Question: Is it advisable for a mum to take medicine for Connective Tissue Disease (1g sulphasalazine, 200mg hydroxycloroquine & 5mg prednisolone) to breastfeed baby? Or should mummy stop breastfeeding?
Side note: Connective tissue diseases (CTD) such as systemic lupus erythematosus diffuse or limited systemic sclerosis and numerous others affect women frequently during the childbearing period.
Answer: Sulphasalazine and its active metabolite mesalamine are poorly excreted into breast milk. However, rather high levels of the mesalamine metabolite N-acetyl-5-ASA appear in breast milk and its effects on breastfed infants are unknown.
Another sulphasalazine metabolite, sulfapyridine, also appears in milk and infant serum. Bloody diarrhea has occurred in an infant whose mother was taking sulphasalazine and a few cases of diarrhea have been reported in infants exposed to mesalamine in breast milk, although the rate is not high.
European experts consider mesalamine derivatives to be safe during breastfeeding. If sulphasalazine is required by the mother, it is not a reason to discontinue breastfeeding, but carefully observe breastfed infants for diarrhea. Other agents that do not contain a sulfonamide are preferred. In short, sulphasalazine (or its metabolites) crosses into breast milk, discontinue breastfeeding is generally advised.
Hydroxychloroquine is concentrated in breast milk. Early literature indicated some reluctance to allow breastfeeding during hydroxychloroquine use. Newer information indicates that infants exposed to hydroxychloroquine during breastfeeding receive only small amounts of the drug in breast milk.

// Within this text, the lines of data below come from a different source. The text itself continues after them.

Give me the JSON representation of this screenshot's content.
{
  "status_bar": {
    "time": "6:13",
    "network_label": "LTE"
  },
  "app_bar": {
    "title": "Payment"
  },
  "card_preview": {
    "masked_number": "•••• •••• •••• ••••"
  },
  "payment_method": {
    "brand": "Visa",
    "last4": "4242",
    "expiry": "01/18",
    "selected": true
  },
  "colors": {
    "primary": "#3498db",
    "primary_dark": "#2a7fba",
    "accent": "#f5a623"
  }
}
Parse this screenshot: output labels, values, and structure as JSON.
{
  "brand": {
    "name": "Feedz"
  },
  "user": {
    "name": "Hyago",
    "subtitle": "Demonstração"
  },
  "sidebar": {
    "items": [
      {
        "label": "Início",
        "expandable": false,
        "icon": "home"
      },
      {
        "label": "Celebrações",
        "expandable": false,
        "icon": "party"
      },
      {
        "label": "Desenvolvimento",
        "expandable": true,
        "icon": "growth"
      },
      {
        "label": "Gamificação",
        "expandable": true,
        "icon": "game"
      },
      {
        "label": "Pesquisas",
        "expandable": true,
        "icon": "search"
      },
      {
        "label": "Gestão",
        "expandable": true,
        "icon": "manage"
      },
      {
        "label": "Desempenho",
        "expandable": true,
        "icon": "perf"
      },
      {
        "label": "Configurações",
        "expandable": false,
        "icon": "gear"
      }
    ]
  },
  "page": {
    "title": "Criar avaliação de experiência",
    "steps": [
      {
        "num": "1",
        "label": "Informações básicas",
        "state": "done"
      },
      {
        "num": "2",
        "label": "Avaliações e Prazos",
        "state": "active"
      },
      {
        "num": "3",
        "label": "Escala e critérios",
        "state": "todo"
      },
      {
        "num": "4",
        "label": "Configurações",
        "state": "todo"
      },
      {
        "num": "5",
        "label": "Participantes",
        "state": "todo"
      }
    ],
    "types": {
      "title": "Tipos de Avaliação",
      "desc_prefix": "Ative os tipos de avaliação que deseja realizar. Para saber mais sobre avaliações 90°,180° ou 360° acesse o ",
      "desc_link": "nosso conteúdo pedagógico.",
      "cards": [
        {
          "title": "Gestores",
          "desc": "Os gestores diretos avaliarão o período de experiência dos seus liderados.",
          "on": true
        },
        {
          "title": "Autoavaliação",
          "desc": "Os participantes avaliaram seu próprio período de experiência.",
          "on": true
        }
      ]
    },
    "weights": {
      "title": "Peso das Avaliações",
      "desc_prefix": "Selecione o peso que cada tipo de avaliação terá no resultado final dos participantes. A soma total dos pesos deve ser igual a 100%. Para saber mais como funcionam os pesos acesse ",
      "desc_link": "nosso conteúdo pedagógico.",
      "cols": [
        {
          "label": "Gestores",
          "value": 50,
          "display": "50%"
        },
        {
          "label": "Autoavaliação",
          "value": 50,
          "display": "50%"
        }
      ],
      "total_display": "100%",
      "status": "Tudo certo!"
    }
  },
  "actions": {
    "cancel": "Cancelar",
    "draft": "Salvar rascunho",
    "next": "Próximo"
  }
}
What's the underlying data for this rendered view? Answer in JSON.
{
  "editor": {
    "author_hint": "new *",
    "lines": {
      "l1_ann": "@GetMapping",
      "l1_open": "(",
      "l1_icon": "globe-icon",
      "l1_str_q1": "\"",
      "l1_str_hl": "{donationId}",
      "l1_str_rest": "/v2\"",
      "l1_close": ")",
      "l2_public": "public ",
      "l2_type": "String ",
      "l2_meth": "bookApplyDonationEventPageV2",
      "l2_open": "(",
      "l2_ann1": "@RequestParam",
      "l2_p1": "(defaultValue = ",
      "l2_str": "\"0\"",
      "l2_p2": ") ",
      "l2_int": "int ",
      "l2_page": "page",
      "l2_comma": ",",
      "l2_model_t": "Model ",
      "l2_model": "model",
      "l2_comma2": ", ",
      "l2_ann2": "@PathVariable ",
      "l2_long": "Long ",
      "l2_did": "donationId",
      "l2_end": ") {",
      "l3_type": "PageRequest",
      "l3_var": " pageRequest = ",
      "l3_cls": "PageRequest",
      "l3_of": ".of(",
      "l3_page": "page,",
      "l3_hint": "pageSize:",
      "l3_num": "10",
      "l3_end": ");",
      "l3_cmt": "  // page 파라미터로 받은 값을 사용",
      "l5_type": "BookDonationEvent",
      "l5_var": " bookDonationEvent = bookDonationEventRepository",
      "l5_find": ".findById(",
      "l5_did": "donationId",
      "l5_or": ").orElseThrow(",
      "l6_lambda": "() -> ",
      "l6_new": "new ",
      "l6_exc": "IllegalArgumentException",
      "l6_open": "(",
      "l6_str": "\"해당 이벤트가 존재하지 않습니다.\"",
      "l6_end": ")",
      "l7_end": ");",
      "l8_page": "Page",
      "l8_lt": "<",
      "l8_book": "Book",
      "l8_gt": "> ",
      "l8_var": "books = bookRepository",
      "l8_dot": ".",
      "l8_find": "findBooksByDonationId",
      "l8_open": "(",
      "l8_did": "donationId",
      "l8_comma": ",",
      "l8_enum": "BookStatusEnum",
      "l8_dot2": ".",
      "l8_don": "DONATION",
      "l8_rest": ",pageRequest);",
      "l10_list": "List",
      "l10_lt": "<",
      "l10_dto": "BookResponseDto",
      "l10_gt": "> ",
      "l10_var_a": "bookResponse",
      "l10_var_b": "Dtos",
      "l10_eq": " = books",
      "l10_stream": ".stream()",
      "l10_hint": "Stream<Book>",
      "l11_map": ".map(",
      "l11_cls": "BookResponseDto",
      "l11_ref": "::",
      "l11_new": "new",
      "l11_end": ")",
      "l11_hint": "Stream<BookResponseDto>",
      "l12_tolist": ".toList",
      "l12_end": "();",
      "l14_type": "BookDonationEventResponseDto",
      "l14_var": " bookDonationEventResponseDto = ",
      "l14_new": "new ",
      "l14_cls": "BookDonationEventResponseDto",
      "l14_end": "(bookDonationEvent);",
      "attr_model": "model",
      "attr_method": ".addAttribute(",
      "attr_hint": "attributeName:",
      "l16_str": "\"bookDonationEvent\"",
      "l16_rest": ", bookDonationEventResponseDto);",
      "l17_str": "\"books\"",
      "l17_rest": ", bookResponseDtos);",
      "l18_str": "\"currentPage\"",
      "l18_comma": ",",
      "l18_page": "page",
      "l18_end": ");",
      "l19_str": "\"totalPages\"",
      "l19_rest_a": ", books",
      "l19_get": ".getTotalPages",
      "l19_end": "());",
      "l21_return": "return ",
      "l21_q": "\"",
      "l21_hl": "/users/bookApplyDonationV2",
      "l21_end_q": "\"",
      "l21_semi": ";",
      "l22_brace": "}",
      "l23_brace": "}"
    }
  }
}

In a small number of infants up to at least 1 year of age, careful follow-up found no adverse effects on growth, vision or hearing. The American Academy of Pediatrics classifies Hydroxychloroquine as compatible with breastfeeding.
Safety of long-term therapy with Prednisolone has not been established. If the dosage is high, avoid breastfeeding. Limited information indicates that maternal doses of prednisolone up to 50 mg produce low levels in milk and would not be expected to cause any adverse effects in breastfed infants.
With high maternal doses, avoiding breastfeeding for 4 hours after a dose should markedly decrease the dose received by the infant. However, this manoeuvre is probably not necessary in most cases. The American Academy of Pediatrics classifies Prednisolone as compatible with breastfeeding.
Source: American Academy of Pediatrics, United States National Library of Medicine Toxicology Data Network
Dr Wong Chin Khoon, Paediatrician, SBCC Baby & Child Clinic (Tiong Bahru branch)
SBCC Baby & Child Clinic
298 Tiong Bahru Road
#01-03/04 Central Plaza
Tel: 6276 5700
If you find this article useful, do click Like and Share at the bottom of the post, thank you.
Want to be heard and seen by over 100,000 parents in Singapore? We can help! Leave your contact here and we’ll be in touch.